Exercise details — From top to bottom, restate the entries below word for word.

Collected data
════════
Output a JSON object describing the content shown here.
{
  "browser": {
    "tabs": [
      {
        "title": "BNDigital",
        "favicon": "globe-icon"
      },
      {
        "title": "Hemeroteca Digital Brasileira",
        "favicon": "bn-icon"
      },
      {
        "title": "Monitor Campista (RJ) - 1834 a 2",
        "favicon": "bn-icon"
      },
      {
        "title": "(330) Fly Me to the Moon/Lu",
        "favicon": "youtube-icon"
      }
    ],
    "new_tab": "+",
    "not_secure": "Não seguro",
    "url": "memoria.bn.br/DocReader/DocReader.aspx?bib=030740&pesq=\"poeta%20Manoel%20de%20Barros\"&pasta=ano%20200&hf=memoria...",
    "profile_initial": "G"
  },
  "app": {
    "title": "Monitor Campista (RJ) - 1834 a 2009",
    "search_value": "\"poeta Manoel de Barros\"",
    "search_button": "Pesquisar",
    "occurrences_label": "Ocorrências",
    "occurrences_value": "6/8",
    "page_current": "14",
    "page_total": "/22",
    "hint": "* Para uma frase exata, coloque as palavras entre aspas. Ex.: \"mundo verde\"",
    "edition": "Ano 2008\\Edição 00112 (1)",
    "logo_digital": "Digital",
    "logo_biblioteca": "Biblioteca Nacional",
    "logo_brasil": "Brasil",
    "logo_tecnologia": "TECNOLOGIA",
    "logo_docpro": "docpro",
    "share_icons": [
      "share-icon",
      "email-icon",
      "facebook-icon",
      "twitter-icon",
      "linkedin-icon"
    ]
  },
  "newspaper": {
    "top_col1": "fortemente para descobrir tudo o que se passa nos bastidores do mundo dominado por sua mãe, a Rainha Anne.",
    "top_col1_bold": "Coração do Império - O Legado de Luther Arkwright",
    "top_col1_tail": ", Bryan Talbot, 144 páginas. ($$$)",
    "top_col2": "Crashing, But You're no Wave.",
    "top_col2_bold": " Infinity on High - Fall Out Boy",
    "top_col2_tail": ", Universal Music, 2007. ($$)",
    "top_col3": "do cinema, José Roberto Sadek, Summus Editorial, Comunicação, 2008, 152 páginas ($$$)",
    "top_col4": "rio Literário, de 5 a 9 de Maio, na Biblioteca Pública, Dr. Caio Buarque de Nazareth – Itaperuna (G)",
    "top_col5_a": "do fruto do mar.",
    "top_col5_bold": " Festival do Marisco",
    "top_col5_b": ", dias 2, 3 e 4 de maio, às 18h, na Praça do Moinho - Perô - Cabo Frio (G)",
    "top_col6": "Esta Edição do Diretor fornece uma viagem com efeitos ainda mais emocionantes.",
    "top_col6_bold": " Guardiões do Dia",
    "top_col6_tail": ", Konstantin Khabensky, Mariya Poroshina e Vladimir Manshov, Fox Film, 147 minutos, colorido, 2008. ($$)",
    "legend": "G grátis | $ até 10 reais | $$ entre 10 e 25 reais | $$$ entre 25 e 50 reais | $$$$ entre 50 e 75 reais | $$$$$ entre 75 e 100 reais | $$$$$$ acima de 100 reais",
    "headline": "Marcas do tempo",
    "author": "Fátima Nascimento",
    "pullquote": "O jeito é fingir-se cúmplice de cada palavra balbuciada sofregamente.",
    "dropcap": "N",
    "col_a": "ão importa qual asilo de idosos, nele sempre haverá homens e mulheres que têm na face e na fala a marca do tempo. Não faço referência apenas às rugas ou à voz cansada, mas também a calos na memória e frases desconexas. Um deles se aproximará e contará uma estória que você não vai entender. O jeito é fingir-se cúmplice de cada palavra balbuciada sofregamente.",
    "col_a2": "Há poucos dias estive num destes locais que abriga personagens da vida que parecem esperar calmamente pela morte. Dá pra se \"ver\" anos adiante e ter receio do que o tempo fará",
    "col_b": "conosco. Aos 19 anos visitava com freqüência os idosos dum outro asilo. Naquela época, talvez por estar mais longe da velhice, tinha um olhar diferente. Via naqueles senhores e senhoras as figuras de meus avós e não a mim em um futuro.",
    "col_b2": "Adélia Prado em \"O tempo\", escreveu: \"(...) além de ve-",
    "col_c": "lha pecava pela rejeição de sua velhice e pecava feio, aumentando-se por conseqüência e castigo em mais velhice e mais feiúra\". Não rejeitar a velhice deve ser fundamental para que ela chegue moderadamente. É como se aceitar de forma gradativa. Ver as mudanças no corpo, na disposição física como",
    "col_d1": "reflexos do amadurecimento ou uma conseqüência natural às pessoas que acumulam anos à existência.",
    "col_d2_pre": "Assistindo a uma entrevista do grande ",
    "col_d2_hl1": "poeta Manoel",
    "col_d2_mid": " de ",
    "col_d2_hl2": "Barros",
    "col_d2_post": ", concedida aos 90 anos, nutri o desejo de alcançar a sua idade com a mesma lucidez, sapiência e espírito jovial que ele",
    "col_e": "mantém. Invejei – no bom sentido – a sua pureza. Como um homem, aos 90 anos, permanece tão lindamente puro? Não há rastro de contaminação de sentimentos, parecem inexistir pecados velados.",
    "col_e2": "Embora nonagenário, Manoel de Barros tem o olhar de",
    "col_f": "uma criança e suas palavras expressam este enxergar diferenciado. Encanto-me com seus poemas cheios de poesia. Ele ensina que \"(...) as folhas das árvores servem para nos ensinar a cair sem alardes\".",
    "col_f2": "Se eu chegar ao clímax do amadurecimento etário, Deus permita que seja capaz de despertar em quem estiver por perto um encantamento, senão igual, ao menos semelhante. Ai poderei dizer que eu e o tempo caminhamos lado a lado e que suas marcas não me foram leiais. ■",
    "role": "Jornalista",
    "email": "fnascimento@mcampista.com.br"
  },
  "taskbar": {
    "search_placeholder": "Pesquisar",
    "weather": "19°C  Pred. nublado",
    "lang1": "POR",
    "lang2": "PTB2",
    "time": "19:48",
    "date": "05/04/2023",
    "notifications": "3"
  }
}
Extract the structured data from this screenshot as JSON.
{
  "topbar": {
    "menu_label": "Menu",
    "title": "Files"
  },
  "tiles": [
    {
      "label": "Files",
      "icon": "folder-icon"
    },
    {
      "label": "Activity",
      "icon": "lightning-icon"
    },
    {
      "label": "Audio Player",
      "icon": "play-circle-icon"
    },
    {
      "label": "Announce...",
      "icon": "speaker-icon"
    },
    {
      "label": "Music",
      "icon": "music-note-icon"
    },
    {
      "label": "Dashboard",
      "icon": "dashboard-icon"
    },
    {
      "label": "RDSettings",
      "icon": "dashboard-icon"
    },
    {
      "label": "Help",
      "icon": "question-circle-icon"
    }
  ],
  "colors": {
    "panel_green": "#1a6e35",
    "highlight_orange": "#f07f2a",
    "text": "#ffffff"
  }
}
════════
Solution for this problem —
Output a JSON object describing the content shown here.
{
  "browser": {
    "tabs": [
      {
        "title": "BNDigital",
        "favicon": "globe-icon"
      },
      {
        "title": "Hemeroteca Digital Brasileira",
        "favicon": "bn-icon"
      },
      {
        "title": "Monitor Campista (RJ) - 1834 a 2",
        "favicon": "bn-icon"
      },
      {
        "title": "(330) Fly Me to the Moon/Lu",
        "favicon": "youtube-icon"
      }
    ],
    "new_tab": "+",
    "not_secure": "Não seguro",
    "url": "memoria.bn.br/DocReader/DocReader.aspx?bib=030740&pesq=\"poeta%20Manoel%20de%20Barros\"&pasta=ano%20200&hf=memoria...",
    "profile_initial": "G"
  },
  "app": {
    "title": "Monitor Campista (RJ) - 1834 a 2009",
    "search_value": "\"poeta Manoel de Barros\"",
    "search_button": "Pesquisar",
    "occurrences_label": "Ocorrências",
    "occurrences_value": "6/8",
    "page_current": "14",
    "page_total": "/22",
    "hint": "* Para uma frase exata, coloque as palavras entre aspas. Ex.: \"mundo verde\"",
    "edition": "Ano 2008\\Edição 00112 (1)",
    "logo_digital": "Digital",
    "logo_biblioteca": "Biblioteca Nacional",
    "logo_brasil": "Brasil",
    "logo_tecnologia": "TECNOLOGIA",
    "logo_docpro": "docpro",
    "share_icons": [
      "share-icon",
      "email-icon",
      "facebook-icon",
      "twitter-icon",
      "linkedin-icon"
    ]
  },
  "newspaper": {
    "top_col1": "fortemente para descobrir tudo o que se passa nos bastidores do mundo dominado por sua mãe, a Rainha Anne.",
    "top_col1_bold": "Coração do Império - O Legado de Luther Arkwright",
    "top_col1_tail": ", Bryan Talbot, 144 páginas. ($$$)",
    "top_col2": "Crashing, But You're no Wave.",
    "top_col2_bold": " Infinity on High - Fall Out Boy",
    "top_col2_tail": ", Universal Music, 2007. ($$)",
    "top_col3": "do cinema, José Roberto Sadek, Summus Editorial, Comunicação, 2008, 152 páginas ($$$)",
    "top_col4": "rio Literário, de 5 a 9 de Maio, na Biblioteca Pública, Dr. Caio Buarque de Nazareth – Itaperuna (G)",
    "top_col5_a": "do fruto do mar.",
    "top_col5_bold": " Festival do Marisco",
    "top_col5_b": ", dias 2, 3 e 4 de maio, às 18h, na Praça do Moinho - Perô - Cabo Frio (G)",
    "top_col6": "Esta Edição do Diretor fornece uma viagem com efeitos ainda mais emocionantes.",
    "top_col6_bold": " Guardiões do Dia",
    "top_col6_tail": ", Konstantin Khabensky, Mariya Poroshina e Vladimir Manshov, Fox Film, 147 minutos, colorido, 2008. ($$)",
    "legend": "G grátis | $ até 10 reais | $$ entre 10 e 25 reais | $$$ entre 25 e 50 reais | $$$$ entre 50 e 75 reais | $$$$$ entre 75 e 100 reais | $$$$$$ acima de 100 reais",
    "headline": "Marcas do tempo",
    "author": "Fátima Nascimento",
    "pullquote": "O jeito é fingir-se cúmplice de cada palavra balbuciada sofregamente.",
    "dropcap": "N",
    "col_a": "ão importa qual asilo de idosos, nele sempre haverá homens e mulheres que têm na face e na fala a marca do tempo. Não faço referência apenas às rugas ou à voz cansada, mas também a calos na memória e frases desconexas. Um deles se aproximará e contará uma estória que você não vai entender. O jeito é fingir-se cúmplice de cada palavra balbuciada sofregamente.",
    "col_a2": "Há poucos dias estive num destes locais que abriga personagens da vida que parecem esperar calmamente pela morte. Dá pra se \"ver\" anos adiante e ter receio do que o tempo fará",
    "col_b": "conosco. Aos 19 anos visitava com freqüência os idosos dum outro asilo. Naquela época, talvez por estar mais longe da velhice, tinha um olhar diferente. Via naqueles senhores e senhoras as figuras de meus avós e não a mim em um futuro.",
    "col_b2": "Adélia Prado em \"O tempo\", escreveu: \"(...) além de ve-",
    "col_c": "lha pecava pela rejeição de sua velhice e pecava feio, aumentando-se por conseqüência e castigo em mais velhice e mais feiúra\". Não rejeitar a velhice deve ser fundamental para que ela chegue moderadamente. É como se aceitar de forma gradativa. Ver as mudanças no corpo, na disposição física como",
    "col_d1": "reflexos do amadurecimento ou uma conseqüência natural às pessoas que acumulam anos à existência.",
    "col_d2_pre": "Assistindo a uma entrevista do grande ",
    "col_d2_hl1": "poeta Manoel",
    "col_d2_mid": " de ",
    "col_d2_hl2": "Barros",
    "col_d2_post": ", concedida aos 90 anos, nutri o desejo de alcançar a sua idade com a mesma lucidez, sapiência e espírito jovial que ele",
    "col_e": "mantém. Invejei – no bom sentido – a sua pureza. Como um homem, aos 90 anos, permanece tão lindamente puro? Não há rastro de contaminação de sentimentos, parecem inexistir pecados velados.",
    "col_e2": "Embora nonagenário, Manoel de Barros tem o olhar de",
    "col_f": "uma criança e suas palavras expressam este enxergar diferenciado. Encanto-me com seus poemas cheios de poesia. Ele ensina que \"(...) as folhas das árvores servem para nos ensinar a cair sem alardes\".",
    "col_f2": "Se eu chegar ao clímax do amadurecimento etário, Deus permita que seja capaz de despertar em quem estiver por perto um encantamento, senão igual, ao menos semelhante. Ai poderei dizer que eu e o tempo caminhamos lado a lado e que suas marcas não me foram leiais. ■",
    "role": "Jornalista",
    "email": "fnascimento@mcampista.com.br"
  },
  "taskbar": {
    "search_placeholder": "Pesquisar",
    "weather": "19°C  Pred. nublado",
    "lang1": "POR",
    "lang2": "PTB2",
    "time": "19:48",
    "date": "05/04/2023",
    "notifications": "3"
  }
}
Extract the structured data from this screenshot as JSON.
{
  "topbar": {
    "menu_label": "Menu",
    "title": "Files"
  },
  "tiles": [
    {
      "label": "Files",
      "icon": "folder-icon"
    },
    {
      "label": "Activity",
      "icon": "lightning-icon"
    },
    {
      "label": "Audio Player",
      "icon": "play-circle-icon"
    },
    {
      "label": "Announce...",
      "icon": "speaker-icon"
    },
    {
      "label": "Music",
      "icon": "music-note-icon"
    },
    {
      "label": "Dashboard",
      "icon": "dashboard-icon"
    },
    {
      "label": "RDSettings",
      "icon": "dashboard-icon"
    },
    {
      "label": "Help",
      "icon": "question-circle-icon"
    }
  ],
  "colors": {
    "panel_green": "#1a6e35",
    "highlight_orange": "#f07f2a",
    "text": "#ffffff"
  }
}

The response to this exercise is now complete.